EXERCISE:
Every record below should be repeated exactly, with the pictures left out.

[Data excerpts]

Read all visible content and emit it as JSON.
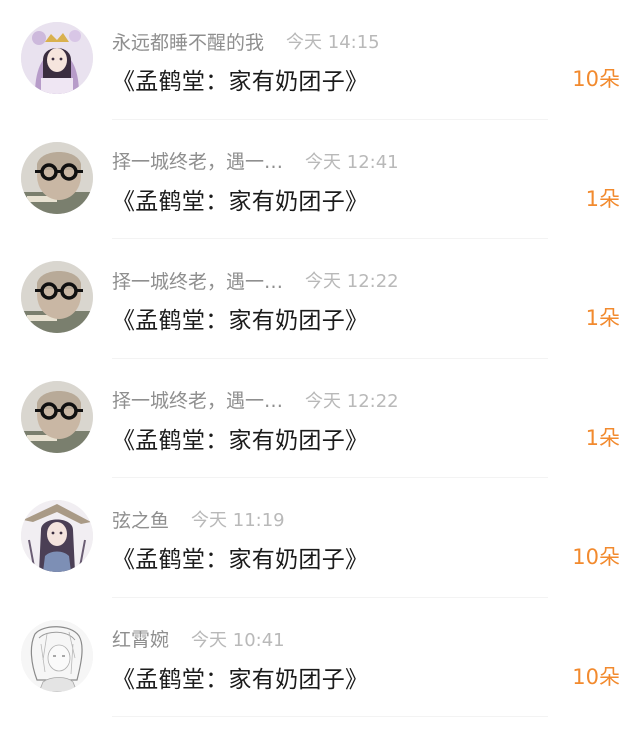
{
  "gifts": [
    {
      "user": "永远都睡不醒的我",
      "time": "今天 14:15",
      "book": "《孟鹤堂：家有奶团子》",
      "count": "10朵",
      "avatar": "anime-girl-lavender"
    },
    {
      "user": "择一城终老，遇一…",
      "time": "今天 12:41",
      "book": "《孟鹤堂：家有奶团子》",
      "count": "1朵",
      "avatar": "person-glasses"
    },
    {
      "user": "择一城终老，遇一…",
      "time": "今天 12:22",
      "book": "《孟鹤堂：家有奶团子》",
      "count": "1朵",
      "avatar": "person-glasses"
    },
    {
      "user": "择一城终老，遇一…",
      "time": "今天 12:22",
      "book": "《孟鹤堂：家有奶团子》",
      "count": "1朵",
      "avatar": "person-glasses"
    },
    {
      "user": "弦之鱼",
      "time": "今天 11:19",
      "book": "《孟鹤堂：家有奶团子》",
      "count": "10朵",
      "avatar": "anime-girl-hat"
    },
    {
      "user": "红霄婉",
      "time": "今天 10:41",
      "book": "《孟鹤堂：家有奶团子》",
      "count": "10朵",
      "avatar": "sketch-girl"
    }
  ],
  "colors": {
    "count": "#f28a2e",
    "name": "#8f8f8f",
    "time": "#b9b9b9",
    "title": "#1b1b1b"
  }
}
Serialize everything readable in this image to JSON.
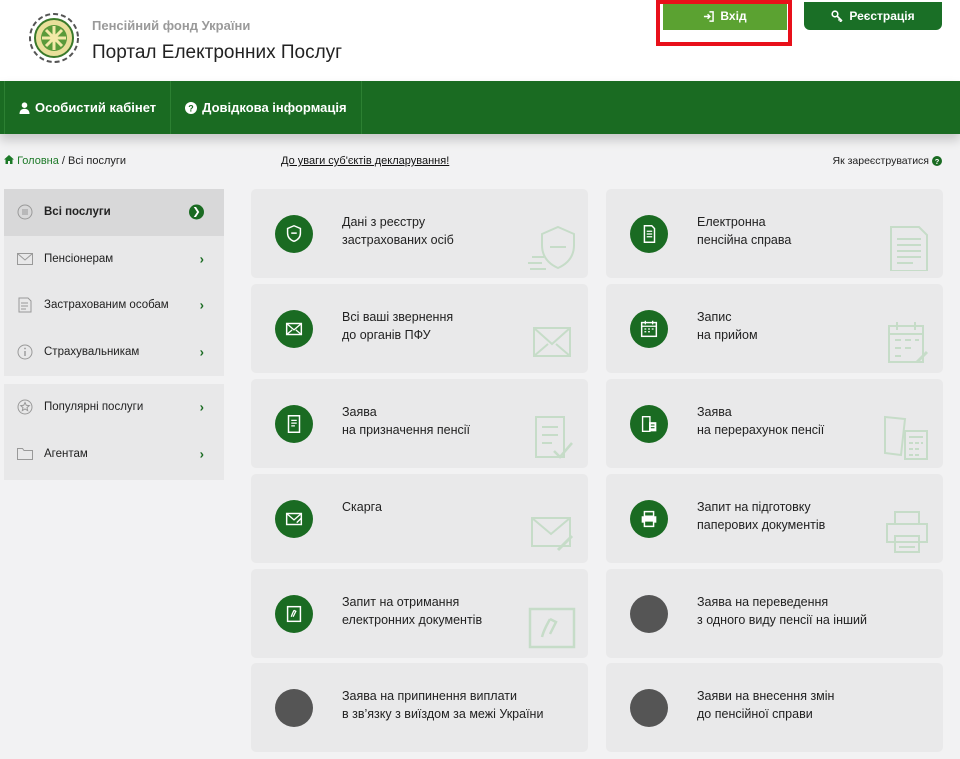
{
  "header": {
    "org_name": "Пенсійний фонд України",
    "portal_name": "Портал Електронних Послуг",
    "login_label": "Вхід",
    "register_label": "Реєстрація"
  },
  "nav": {
    "cabinet": "Особистий кабінет",
    "help": "Довідкова інформація"
  },
  "breadcrumb": {
    "home": "Головна",
    "separator": "/",
    "current": "Всі послуги"
  },
  "notice_link": "До уваги суб'єктів декларування!",
  "howto_link": "Як зареєструватися",
  "sidebar": {
    "group1": [
      {
        "label": "Всі послуги",
        "icon": "list-icon",
        "active": true
      },
      {
        "label": "Пенсіонерам",
        "icon": "envelope-icon"
      },
      {
        "label": "Застрахованим особам",
        "icon": "document-icon"
      },
      {
        "label": "Страхувальникам",
        "icon": "info-icon"
      }
    ],
    "group2": [
      {
        "label": "Популярні послуги",
        "icon": "star-icon"
      },
      {
        "label": "Агентам",
        "icon": "folder-icon"
      }
    ]
  },
  "cards": [
    {
      "line1": "Дані з реєстру",
      "line2": "застрахованих осіб",
      "icon": "shield-icon"
    },
    {
      "line1": "Електронна",
      "line2": "пенсійна справа",
      "icon": "document-icon"
    },
    {
      "line1": "Всі ваші звернення",
      "line2": "до органів ПФУ",
      "icon": "envelope-icon"
    },
    {
      "line1": "Запис",
      "line2": "на прийом",
      "icon": "calendar-icon"
    },
    {
      "line1": "Заява",
      "line2": "на призначення пенсії",
      "icon": "form-icon"
    },
    {
      "line1": "Заява",
      "line2": "на перерахунок пенсії",
      "icon": "calculator-icon"
    },
    {
      "line1": "Скарга",
      "line2": "",
      "icon": "complaint-envelope-icon"
    },
    {
      "line1": "Запит на підготовку",
      "line2": "паперових документів",
      "icon": "printer-icon"
    },
    {
      "line1": "Запит на отримання",
      "line2": "електронних документів",
      "icon": "e-document-icon"
    },
    {
      "line1": "Заява на переведення",
      "line2": "з одного виду пенсії на інший",
      "icon": "blank-icon"
    },
    {
      "line1": "Заява на припинення виплати",
      "line2": "в зв’язку з виїздом за межі України",
      "icon": "blank-icon"
    },
    {
      "line1": "Заяви на внесення змін",
      "line2": "до пенсійної справи",
      "icon": "blank-icon"
    }
  ],
  "colors": {
    "brand_green": "#1a6b22",
    "login_green": "#5ba231",
    "highlight_red": "#e8101a"
  }
}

RESULT:
Read all visible content and emit it as JSON.
{
  "gifts": [
    {
      "user": "永远都睡不醒的我",
      "time": "今天 14:15",
      "book": "《孟鹤堂：家有奶团子》",
      "count": "10朵",
      "avatar": "anime-girl-lavender"
    },
    {
      "user": "择一城终老，遇一…",
      "time": "今天 12:41",
      "book": "《孟鹤堂：家有奶团子》",
      "count": "1朵",
      "avatar": "person-glasses"
    },
    {
      "user": "择一城终老，遇一…",
      "time": "今天 12:22",
      "book": "《孟鹤堂：家有奶团子》",
      "count": "1朵",
      "avatar": "person-glasses"
    },
    {
      "user": "择一城终老，遇一…",
      "time": "今天 12:22",
      "book": "《孟鹤堂：家有奶团子》",
      "count": "1朵",
      "avatar": "person-glasses"
    },
    {
      "user": "弦之鱼",
      "time": "今天 11:19",
      "book": "《孟鹤堂：家有奶团子》",
      "count": "10朵",
      "avatar": "anime-girl-hat"
    },
    {
      "user": "红霄婉",
      "time": "今天 10:41",
      "book": "《孟鹤堂：家有奶团子》",
      "count": "10朵",
      "avatar": "sketch-girl"
    }
  ],
  "colors": {
    "count": "#f28a2e",
    "name": "#8f8f8f",
    "time": "#b9b9b9",
    "title": "#1b1b1b"
  }
}
Serialize everything readable in this image to JSON.
{
  "header": {
    "org_name": "Пенсійний фонд України",
    "portal_name": "Портал Електронних Послуг",
    "login_label": "Вхід",
    "register_label": "Реєстрація"
  },
  "nav": {
    "cabinet": "Особистий кабінет",
    "help": "Довідкова інформація"
  },
  "breadcrumb": {
    "home": "Головна",
    "separator": "/",
    "current": "Всі послуги"
  },
  "notice_link": "До уваги суб'єктів декларування!",
  "howto_link": "Як зареєструватися",
  "sidebar": {
    "group1": [
      {
        "label": "Всі послуги",
        "icon": "list-icon",
        "active": true
      },
      {
        "label": "Пенсіонерам",
        "icon": "envelope-icon"
      },
      {
        "label": "Застрахованим особам",
        "icon": "document-icon"
      },
      {
        "label": "Страхувальникам",
        "icon": "info-icon"
      }
    ],
    "group2": [
      {
        "label": "Популярні послуги",
        "icon": "star-icon"
      },
      {
        "label": "Агентам",
        "icon": "folder-icon"
      }
    ]
  },
  "cards": [
    {
      "line1": "Дані з реєстру",
      "line2": "застрахованих осіб",
      "icon": "shield-icon"
    },
    {
      "line1": "Електронна",
      "line2": "пенсійна справа",
      "icon": "document-icon"
    },
    {
      "line1": "Всі ваші звернення",
      "line2": "до органів ПФУ",
      "icon": "envelope-icon"
    },
    {
      "line1": "Запис",
      "line2": "на прийом",
      "icon": "calendar-icon"
    },
    {
      "line1": "Заява",
      "line2": "на призначення пенсії",
      "icon": "form-icon"
    },
    {
      "line1": "Заява",
      "line2": "на перерахунок пенсії",
      "icon": "calculator-icon"
    },
    {
      "line1": "Скарга",
      "line2": "",
      "icon": "complaint-envelope-icon"
    },
    {
      "line1": "Запит на підготовку",
      "line2": "паперових документів",
      "icon": "printer-icon"
    },
    {
      "line1": "Запит на отримання",
      "line2": "електронних документів",
      "icon": "e-document-icon"
    },
    {
      "line1": "Заява на переведення",
      "line2": "з одного виду пенсії на інший",
      "icon": "blank-icon"
    },
    {
      "line1": "Заява на припинення виплати",
      "line2": "в зв’язку з виїздом за межі України",
      "icon": "blank-icon"
    },
    {
      "line1": "Заяви на внесення змін",
      "line2": "до пенсійної справи",
      "icon": "blank-icon"
    }
  ],
  "colors": {
    "brand_green": "#1a6b22",
    "login_green": "#5ba231",
    "highlight_red": "#e8101a"
  }
}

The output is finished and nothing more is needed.